### Instructions for the task
From the entries, copy each line that includes "screenshot".

### Provided information

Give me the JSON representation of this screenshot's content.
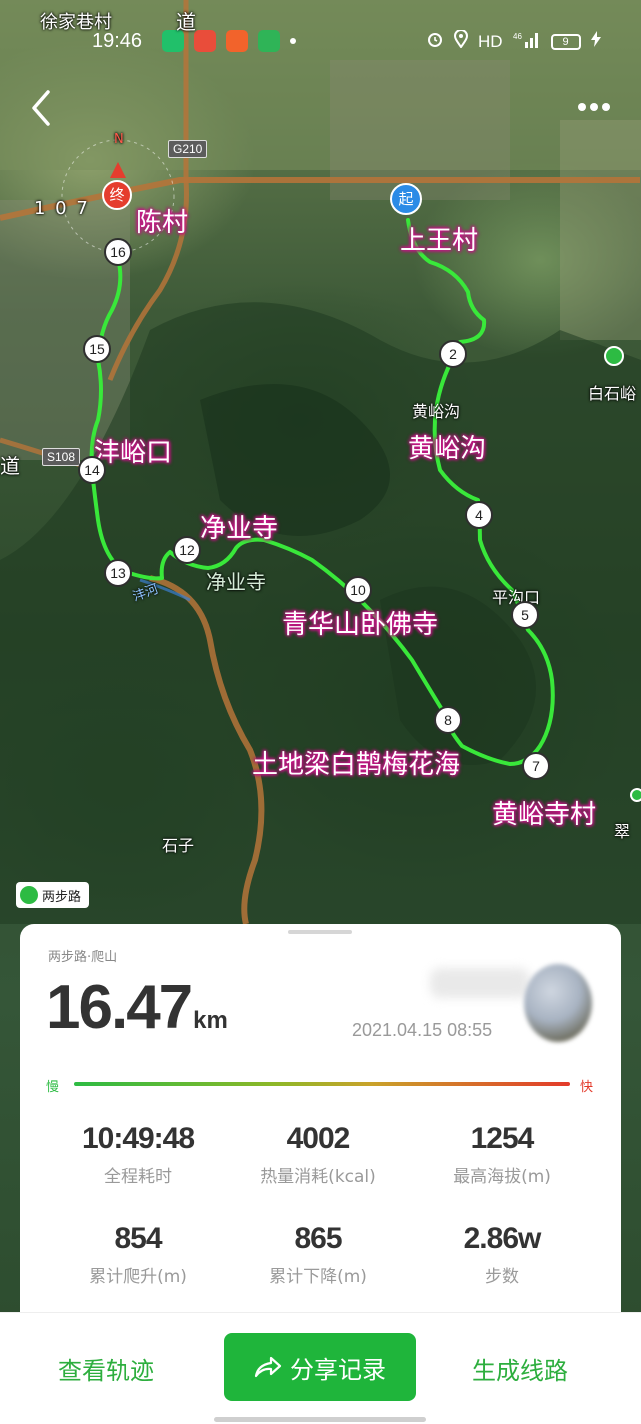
{
  "status_bar": {
    "time": "19:46",
    "network": "HD",
    "signal": "46",
    "battery": "9",
    "icons": [
      "app-icon-green",
      "weibo-icon",
      "app-icon-orange",
      "video-app-icon",
      "dot-icon",
      "alarm-icon",
      "location-icon",
      "signal-icon",
      "battery-icon"
    ]
  },
  "nav": {
    "back_icon": "chevron-left-icon",
    "more_icon": "more-dots-icon"
  },
  "map": {
    "place_labels": {
      "chencun": "陈村",
      "shangwangcun": "上王村",
      "fengyukou": "沣峪口",
      "huangyugou": "黄峪沟",
      "jingyesi": "净业寺",
      "qinghuashan": "青华山卧佛寺",
      "tudiliang": "土地梁白鹊梅花海",
      "huangyusicun": "黄峪寺村"
    },
    "basemap_labels": {
      "xujiaxiangcun": "徐家巷村",
      "huangyugou_small": "黄峪沟",
      "baishiyu": "白石峪",
      "pinggoukou": "平沟口",
      "jingyesi_small": "净业寺",
      "feng_river": "沣河",
      "shizi": "石子",
      "cui": "翠",
      "dao": "道",
      "dao2": "道",
      "road_107": "1 0 7",
      "compass_n": "N"
    },
    "road_badges": {
      "g210": "G210",
      "s108": "S108"
    },
    "start_label": "起",
    "end_label": "终",
    "km_markers": {
      "m2": "2",
      "m4": "4",
      "m5": "5",
      "m7": "7",
      "m8": "8",
      "m10": "10",
      "m12": "12",
      "m13": "13",
      "m14": "14",
      "m15": "15",
      "m16": "16"
    },
    "watermark": "两步路",
    "colors": {
      "track": "#39e83a",
      "road": "#b5743a",
      "place_glow": "#d0188f"
    }
  },
  "card": {
    "app_tag": "两步路·爬山",
    "distance": "16.47",
    "distance_unit": "km",
    "date": "2021.04.15 08:55",
    "pace_slow": "慢",
    "pace_fast": "快",
    "stats": [
      {
        "value": "10:49:48",
        "label": "全程耗时"
      },
      {
        "value": "4002",
        "label": "热量消耗(kcal)"
      },
      {
        "value": "1254",
        "label": "最高海拔(m)"
      },
      {
        "value": "854",
        "label": "累计爬升(m)"
      },
      {
        "value": "865",
        "label": "累计下降(m)"
      },
      {
        "value": "2.86w",
        "label": "步数"
      }
    ]
  },
  "actions": {
    "view_track": "查看轨迹",
    "share": "分享记录",
    "generate_route": "生成线路",
    "share_icon": "share-arrow-icon"
  }
}
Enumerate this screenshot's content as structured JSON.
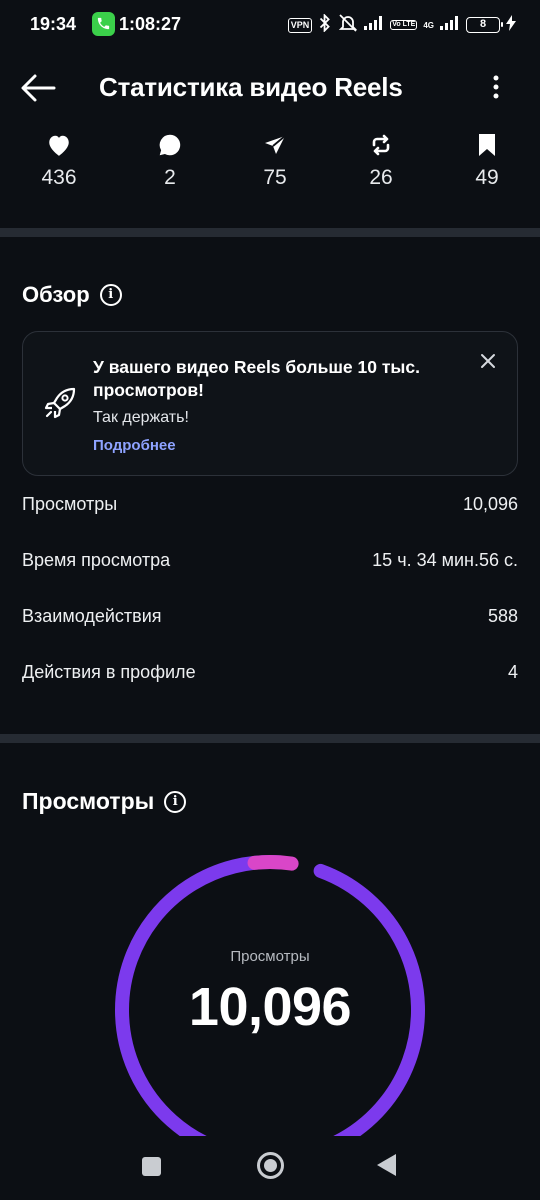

### Response area
Give me the JSON representation of this screenshot's content.
Enumerate this screenshot's content as structured JSON.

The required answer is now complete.